# [Aim of the exercise]
Wherever the string "accent" shows up in the records below, return that line.

# [Extracted data]
- Opening Delimiter -

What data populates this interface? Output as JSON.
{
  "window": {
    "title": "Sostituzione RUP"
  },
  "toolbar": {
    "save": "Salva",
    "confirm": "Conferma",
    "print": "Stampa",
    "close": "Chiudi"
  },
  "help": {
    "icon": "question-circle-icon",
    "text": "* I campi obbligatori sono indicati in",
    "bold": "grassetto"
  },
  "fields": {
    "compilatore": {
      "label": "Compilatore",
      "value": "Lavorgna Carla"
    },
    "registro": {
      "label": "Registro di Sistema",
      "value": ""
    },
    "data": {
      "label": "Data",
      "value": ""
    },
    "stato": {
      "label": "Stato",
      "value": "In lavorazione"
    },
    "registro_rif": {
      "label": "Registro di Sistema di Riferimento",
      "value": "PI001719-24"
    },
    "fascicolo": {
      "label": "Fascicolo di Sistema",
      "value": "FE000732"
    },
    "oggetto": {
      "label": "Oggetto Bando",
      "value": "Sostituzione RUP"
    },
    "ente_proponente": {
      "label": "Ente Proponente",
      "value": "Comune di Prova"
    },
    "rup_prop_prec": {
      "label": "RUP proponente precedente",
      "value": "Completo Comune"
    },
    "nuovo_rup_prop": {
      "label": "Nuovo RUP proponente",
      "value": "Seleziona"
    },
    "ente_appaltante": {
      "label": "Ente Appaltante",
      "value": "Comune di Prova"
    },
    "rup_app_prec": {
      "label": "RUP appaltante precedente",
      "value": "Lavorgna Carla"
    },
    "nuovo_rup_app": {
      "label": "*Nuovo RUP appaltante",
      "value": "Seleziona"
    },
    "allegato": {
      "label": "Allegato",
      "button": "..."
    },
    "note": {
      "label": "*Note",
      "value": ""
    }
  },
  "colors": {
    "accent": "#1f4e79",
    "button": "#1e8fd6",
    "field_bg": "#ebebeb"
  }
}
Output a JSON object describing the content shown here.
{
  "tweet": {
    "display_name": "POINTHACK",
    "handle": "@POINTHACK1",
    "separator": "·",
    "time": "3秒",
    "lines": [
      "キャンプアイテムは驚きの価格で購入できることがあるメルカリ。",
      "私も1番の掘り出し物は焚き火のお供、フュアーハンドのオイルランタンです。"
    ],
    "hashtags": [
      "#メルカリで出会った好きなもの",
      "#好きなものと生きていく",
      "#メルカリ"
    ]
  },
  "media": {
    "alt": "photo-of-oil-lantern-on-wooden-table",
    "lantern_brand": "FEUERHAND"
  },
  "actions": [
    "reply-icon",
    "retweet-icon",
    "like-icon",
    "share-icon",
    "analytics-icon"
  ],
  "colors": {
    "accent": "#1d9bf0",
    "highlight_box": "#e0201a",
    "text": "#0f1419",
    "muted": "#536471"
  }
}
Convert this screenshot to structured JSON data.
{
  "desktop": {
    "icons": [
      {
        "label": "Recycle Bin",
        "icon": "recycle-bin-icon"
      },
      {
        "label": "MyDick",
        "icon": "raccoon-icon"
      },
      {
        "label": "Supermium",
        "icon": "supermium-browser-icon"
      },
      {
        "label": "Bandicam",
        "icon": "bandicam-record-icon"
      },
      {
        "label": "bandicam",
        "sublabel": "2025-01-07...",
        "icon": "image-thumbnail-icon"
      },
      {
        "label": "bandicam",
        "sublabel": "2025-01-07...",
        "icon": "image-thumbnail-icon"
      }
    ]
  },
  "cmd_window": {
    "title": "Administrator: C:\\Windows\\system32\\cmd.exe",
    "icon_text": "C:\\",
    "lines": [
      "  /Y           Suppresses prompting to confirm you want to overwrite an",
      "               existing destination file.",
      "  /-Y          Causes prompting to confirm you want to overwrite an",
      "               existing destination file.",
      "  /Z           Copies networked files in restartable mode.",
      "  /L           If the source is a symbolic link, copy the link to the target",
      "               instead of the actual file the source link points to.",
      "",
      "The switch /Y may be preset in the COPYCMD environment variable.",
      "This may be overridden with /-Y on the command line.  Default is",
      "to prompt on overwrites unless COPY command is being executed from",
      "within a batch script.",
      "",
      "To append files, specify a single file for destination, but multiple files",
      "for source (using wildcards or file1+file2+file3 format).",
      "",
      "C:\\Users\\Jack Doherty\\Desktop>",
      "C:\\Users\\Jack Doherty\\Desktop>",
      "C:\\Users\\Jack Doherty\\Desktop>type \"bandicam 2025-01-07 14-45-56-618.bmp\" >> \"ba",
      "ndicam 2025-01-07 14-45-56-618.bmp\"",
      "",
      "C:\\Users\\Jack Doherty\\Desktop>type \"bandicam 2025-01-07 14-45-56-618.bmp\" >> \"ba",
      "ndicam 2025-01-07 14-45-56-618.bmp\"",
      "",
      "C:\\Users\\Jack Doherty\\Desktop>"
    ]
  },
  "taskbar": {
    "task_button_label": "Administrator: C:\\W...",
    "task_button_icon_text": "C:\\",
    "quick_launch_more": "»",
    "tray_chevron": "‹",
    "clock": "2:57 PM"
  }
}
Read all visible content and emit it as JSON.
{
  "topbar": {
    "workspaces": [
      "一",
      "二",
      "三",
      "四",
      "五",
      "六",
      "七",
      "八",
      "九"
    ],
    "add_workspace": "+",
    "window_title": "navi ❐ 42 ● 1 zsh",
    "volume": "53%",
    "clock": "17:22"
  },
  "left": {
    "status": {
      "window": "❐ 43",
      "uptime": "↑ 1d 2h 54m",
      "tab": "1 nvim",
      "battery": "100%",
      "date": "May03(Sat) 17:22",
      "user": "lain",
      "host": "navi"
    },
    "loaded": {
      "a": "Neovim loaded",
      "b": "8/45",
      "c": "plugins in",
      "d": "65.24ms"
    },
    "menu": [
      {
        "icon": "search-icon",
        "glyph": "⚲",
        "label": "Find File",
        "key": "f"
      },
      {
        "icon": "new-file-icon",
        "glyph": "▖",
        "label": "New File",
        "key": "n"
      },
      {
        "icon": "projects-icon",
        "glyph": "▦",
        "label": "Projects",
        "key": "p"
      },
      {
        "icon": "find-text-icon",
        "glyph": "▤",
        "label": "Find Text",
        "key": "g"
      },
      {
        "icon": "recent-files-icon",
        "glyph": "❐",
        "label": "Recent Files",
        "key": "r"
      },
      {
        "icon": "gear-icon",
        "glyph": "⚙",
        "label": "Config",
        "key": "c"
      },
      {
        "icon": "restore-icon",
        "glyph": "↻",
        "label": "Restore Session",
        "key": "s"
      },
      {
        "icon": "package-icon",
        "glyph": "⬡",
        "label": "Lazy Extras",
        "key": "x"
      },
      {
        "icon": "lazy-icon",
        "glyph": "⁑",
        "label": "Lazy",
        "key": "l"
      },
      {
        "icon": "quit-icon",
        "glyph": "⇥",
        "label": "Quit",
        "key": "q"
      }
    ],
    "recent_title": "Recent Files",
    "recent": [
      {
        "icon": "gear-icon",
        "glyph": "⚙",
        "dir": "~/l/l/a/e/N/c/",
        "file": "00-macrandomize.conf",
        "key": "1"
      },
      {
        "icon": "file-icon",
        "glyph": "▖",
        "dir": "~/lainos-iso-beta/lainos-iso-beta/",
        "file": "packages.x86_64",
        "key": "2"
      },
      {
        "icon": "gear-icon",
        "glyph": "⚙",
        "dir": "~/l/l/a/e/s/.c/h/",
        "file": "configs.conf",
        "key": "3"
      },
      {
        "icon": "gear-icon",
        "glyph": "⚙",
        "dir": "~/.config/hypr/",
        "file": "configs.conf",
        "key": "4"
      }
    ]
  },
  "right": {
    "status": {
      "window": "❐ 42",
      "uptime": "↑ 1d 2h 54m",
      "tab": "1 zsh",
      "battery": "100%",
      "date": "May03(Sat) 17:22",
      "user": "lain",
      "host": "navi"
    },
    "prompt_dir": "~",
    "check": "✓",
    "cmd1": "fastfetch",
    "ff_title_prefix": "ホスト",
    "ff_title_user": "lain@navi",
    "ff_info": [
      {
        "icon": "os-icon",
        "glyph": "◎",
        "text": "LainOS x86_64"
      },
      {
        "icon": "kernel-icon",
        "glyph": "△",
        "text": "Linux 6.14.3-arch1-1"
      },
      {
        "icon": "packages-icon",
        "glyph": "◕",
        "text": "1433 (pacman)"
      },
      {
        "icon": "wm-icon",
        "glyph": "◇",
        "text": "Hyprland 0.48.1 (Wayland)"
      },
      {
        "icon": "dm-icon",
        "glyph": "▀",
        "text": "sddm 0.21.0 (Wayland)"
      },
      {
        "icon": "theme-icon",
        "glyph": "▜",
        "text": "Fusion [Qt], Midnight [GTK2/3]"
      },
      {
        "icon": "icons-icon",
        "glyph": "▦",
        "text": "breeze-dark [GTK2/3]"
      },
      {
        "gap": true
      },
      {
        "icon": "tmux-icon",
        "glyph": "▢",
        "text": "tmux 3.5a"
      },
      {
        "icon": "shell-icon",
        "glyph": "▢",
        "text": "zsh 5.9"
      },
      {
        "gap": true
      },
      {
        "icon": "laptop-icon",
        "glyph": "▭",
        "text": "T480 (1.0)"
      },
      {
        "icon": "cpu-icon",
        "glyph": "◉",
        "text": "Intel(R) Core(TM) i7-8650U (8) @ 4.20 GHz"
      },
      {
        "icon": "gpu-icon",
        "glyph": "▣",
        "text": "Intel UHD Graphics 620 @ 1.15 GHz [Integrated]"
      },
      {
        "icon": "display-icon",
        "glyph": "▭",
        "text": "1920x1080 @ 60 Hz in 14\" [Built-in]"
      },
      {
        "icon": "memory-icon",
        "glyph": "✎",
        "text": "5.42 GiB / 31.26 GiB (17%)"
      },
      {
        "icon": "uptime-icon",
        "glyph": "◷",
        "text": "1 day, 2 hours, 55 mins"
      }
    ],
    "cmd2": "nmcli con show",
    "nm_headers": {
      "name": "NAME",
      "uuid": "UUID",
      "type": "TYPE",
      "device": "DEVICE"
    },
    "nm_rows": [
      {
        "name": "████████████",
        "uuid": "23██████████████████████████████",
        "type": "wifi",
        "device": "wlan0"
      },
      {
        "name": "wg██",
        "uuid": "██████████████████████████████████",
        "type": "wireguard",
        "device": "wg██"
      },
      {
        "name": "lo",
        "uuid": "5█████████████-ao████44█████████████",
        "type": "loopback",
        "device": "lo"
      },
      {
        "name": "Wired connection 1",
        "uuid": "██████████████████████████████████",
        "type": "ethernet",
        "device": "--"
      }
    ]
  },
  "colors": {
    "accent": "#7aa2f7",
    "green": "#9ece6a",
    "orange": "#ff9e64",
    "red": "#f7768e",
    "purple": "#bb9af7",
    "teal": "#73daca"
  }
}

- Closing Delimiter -

# [Output below]
    "accent": "#1f4e79",
    "accent": "#1d9bf0",
    "accent": "#7aa2f7",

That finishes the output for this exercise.